The panelists concluded by discussing their current projects and reflecting on what they feel makes a successful “doll book.” McDonough, who is at work on a mystery involving a doll museum, believes that a good doll story shares the same qualities as other children’s fiction and requires “getting the adults off-stage. The condition of childhood is powerlessness. The best children’s books allow kids to enact the fantasy of powerfulness.” Goddu is working on a book about a boy and girl who make dolls; it includes doll-making directions for readers. She noted that good doll books avoid slipping into overly sentimental territory: “they can so easily become saccharine and sweet,” she said. Godden’s The Story of Holly and Ivy, she added, is an example of book that does not always present an idealized relationship between a child and a doll.
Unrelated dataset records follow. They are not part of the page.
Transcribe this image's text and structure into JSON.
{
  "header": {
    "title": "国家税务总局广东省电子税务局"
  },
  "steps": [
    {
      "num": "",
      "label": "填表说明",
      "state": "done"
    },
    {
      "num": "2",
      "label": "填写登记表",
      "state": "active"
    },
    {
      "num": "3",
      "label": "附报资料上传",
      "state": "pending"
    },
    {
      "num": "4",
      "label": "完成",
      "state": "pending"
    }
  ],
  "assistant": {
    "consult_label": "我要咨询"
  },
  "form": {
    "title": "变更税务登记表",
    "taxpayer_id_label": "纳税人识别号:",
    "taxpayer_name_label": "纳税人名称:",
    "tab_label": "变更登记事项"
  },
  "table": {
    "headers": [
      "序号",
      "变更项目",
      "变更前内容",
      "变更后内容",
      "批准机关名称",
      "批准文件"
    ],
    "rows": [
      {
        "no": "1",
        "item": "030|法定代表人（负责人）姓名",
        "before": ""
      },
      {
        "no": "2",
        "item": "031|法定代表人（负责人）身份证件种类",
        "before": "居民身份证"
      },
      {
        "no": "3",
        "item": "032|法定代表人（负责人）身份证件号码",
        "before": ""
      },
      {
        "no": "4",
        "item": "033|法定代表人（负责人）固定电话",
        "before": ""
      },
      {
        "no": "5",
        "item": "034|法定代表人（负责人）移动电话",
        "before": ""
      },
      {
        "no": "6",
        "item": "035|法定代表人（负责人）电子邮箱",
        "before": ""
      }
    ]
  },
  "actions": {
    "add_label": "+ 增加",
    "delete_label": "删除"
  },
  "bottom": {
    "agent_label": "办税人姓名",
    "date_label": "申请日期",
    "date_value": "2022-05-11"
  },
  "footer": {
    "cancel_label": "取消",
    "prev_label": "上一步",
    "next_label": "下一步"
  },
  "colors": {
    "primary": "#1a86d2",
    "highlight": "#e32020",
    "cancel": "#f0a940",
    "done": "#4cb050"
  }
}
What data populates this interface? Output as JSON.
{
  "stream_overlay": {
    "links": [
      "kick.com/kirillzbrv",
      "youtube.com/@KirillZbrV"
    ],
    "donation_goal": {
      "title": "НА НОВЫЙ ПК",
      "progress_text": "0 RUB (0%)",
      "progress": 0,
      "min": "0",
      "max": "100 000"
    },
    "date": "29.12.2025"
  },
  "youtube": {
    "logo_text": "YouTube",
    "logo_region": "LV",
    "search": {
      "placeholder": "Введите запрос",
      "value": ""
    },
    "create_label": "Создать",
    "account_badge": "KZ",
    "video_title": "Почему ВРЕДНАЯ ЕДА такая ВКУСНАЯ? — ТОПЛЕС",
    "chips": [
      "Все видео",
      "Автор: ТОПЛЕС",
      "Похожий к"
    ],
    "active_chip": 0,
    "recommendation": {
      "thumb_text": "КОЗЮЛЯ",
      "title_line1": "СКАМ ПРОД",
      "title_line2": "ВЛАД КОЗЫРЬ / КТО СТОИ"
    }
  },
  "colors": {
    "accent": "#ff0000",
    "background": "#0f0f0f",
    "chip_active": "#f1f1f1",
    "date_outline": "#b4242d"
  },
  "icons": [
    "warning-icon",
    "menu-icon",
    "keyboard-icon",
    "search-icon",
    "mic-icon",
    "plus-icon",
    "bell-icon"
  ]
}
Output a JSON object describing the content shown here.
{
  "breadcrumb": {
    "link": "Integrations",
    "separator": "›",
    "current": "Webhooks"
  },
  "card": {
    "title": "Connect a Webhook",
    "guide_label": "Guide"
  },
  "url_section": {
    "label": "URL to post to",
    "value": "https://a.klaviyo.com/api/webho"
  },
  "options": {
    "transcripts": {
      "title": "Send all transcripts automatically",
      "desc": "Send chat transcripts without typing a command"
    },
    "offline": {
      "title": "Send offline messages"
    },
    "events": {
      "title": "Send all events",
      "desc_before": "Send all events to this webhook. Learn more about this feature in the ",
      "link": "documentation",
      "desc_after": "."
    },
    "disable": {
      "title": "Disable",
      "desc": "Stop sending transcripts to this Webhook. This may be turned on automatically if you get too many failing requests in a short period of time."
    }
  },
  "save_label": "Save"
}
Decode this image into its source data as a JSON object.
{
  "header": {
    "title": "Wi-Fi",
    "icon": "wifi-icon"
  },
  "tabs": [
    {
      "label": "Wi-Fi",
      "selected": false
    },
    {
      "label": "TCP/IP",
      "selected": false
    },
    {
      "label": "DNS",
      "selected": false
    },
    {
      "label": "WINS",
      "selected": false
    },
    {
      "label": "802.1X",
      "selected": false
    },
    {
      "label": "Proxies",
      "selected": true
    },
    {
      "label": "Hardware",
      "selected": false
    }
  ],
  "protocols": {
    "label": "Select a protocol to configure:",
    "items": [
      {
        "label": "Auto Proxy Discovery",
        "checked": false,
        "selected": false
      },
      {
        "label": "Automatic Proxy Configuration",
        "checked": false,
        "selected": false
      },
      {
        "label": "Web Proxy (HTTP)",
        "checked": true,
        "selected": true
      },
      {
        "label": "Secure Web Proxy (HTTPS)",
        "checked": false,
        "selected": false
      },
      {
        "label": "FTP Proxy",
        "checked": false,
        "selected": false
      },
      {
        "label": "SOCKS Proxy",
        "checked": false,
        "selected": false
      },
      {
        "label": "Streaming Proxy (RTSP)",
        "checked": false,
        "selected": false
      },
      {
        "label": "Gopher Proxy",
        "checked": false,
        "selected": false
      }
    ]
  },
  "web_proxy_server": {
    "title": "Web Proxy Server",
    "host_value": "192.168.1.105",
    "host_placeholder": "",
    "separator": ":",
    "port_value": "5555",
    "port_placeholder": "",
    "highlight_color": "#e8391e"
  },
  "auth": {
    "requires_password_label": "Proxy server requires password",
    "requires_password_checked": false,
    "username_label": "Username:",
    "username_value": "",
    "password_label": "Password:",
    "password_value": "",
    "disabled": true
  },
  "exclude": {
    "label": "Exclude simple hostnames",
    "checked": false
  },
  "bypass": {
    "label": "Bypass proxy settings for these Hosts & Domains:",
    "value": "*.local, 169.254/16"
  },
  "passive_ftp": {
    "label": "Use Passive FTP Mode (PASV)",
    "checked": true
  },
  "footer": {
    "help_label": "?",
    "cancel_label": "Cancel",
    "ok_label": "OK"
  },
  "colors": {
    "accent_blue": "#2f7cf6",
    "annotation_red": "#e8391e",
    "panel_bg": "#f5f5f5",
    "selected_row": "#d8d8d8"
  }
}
Martin and Godwin are finishing up the fourth book in their series, The Doll People Set Sail, due out in fall 2014. Though Brian Selznick remains a creative consultant for the series, Brett Helquist will now be doing the illustrations. Martin also commented on the qualities of a successful doll book, saying that, like any fantasy story, a good doll book must “stay within the parameters” of the world it has created.
McDonough then shared a story about the doll she’d brought with her to the panel (other dolls on stage included the Little Prince, belonging to Goddu, and an antique doll from the 1930’s or 1940’s, belonging to Ottaviano). McDonough’s doll was given to her by Trudie Strobel, a childhood survivor of the Holocaust whose story inspired McDonough to write The Doll with the Yellow Star. Decades after Strobel was forced to hand over her cherished German Bisque doll to a Nazi guard, a therapist urged her to somehow recover that doll as a way to help her heal. Of course, there was no way to find the lost doll from so long ago, so Strobel recreated her. She continued to make dolls, dressing them in the very same restrictive clothing forced upon Jews by various regimes over the years. Many of the dolls wear yellow, “the color of humiliation,” and some have clothes with no pockets or wear two different shoes.
Several of Strobel’s dolls also now reside at the Los Angeles Museum of the Holocaust. As McDonough explains in her author’s note for The Doll with the Yellow Star, “Trudie Strobel’s story stayed with me for years. I remained captivated by the idea of a little girl losing a doll – the symbol of childhood innocence – and by having that doll in some way restored.”